Exercise data:
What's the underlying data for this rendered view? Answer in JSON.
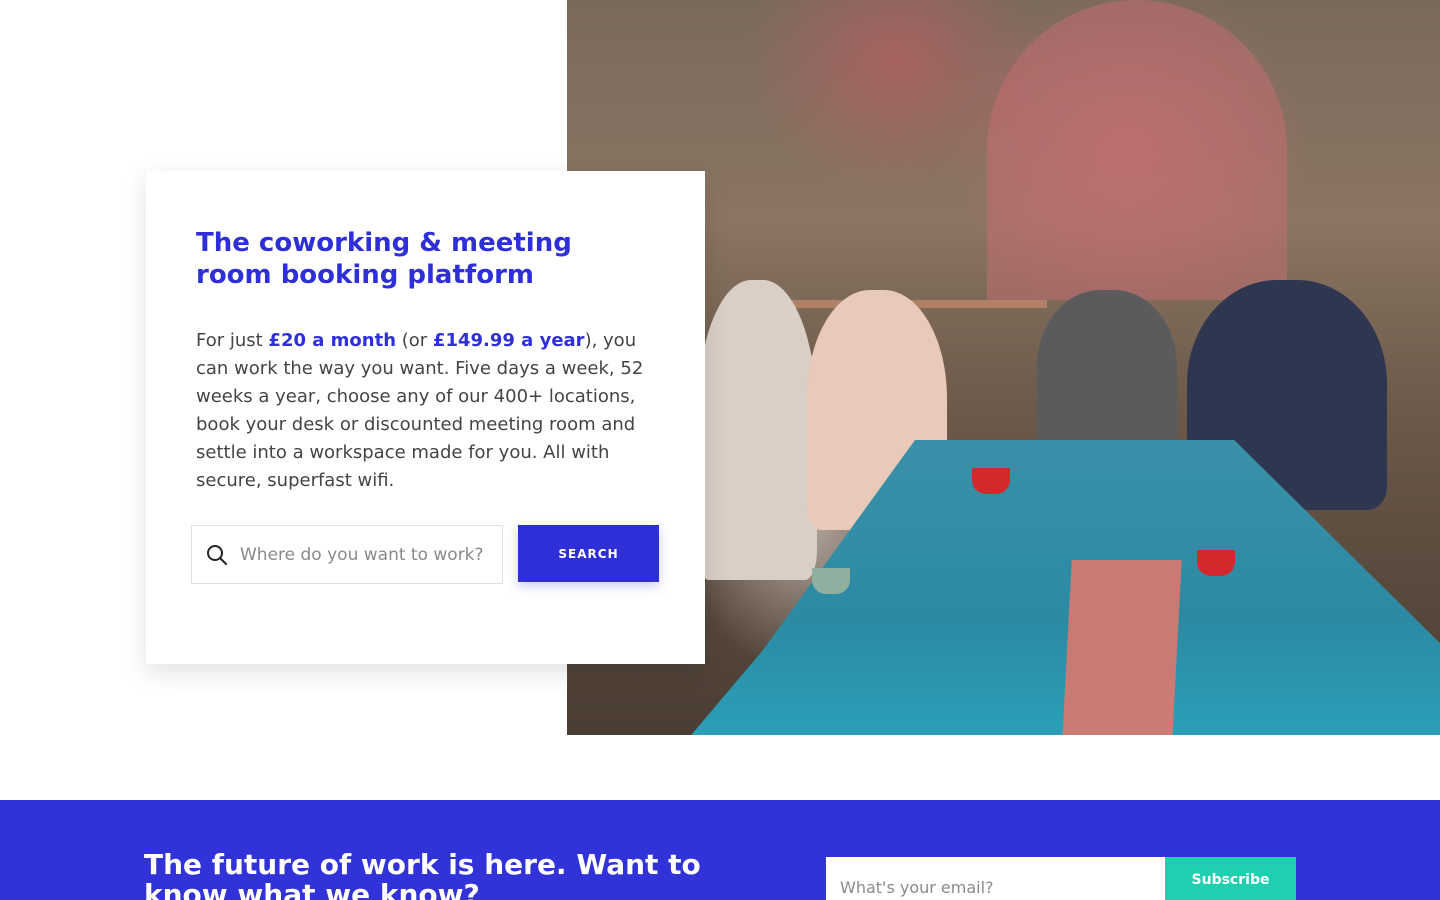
{
  "hero": {
    "image_alt": "People meeting around a tiled table",
    "title": "The coworking & meeting room booking platform",
    "text": {
      "prefix": "For just ",
      "monthly_price": "£20 a month",
      "middle": " (or ",
      "yearly_price": "£149.99 a year",
      "suffix": "), you can work the way you want. Five days a week, 52 weeks a year, choose any of our 400+ locations, book your desk or discounted meeting room and settle into a workspace made for you. All with secure, superfast wifi."
    },
    "search": {
      "placeholder": "Where do you want to work?",
      "button_label": "SEARCH",
      "icon": "search-icon"
    }
  },
  "newsletter": {
    "title": "The future of work is here. Want to know what we know?",
    "email_placeholder": "What's your email?",
    "subscribe_label": "Subscribe"
  },
  "colors": {
    "brand_blue": "#2e2fd6",
    "banner_blue": "#3133d8",
    "teal": "#1ecfb0"
  }
}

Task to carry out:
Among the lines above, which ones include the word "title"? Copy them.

Answer space:
    "title": "The coworking & meeting room booking platform",
    "title": "The future of work is here. Want to know what we know?",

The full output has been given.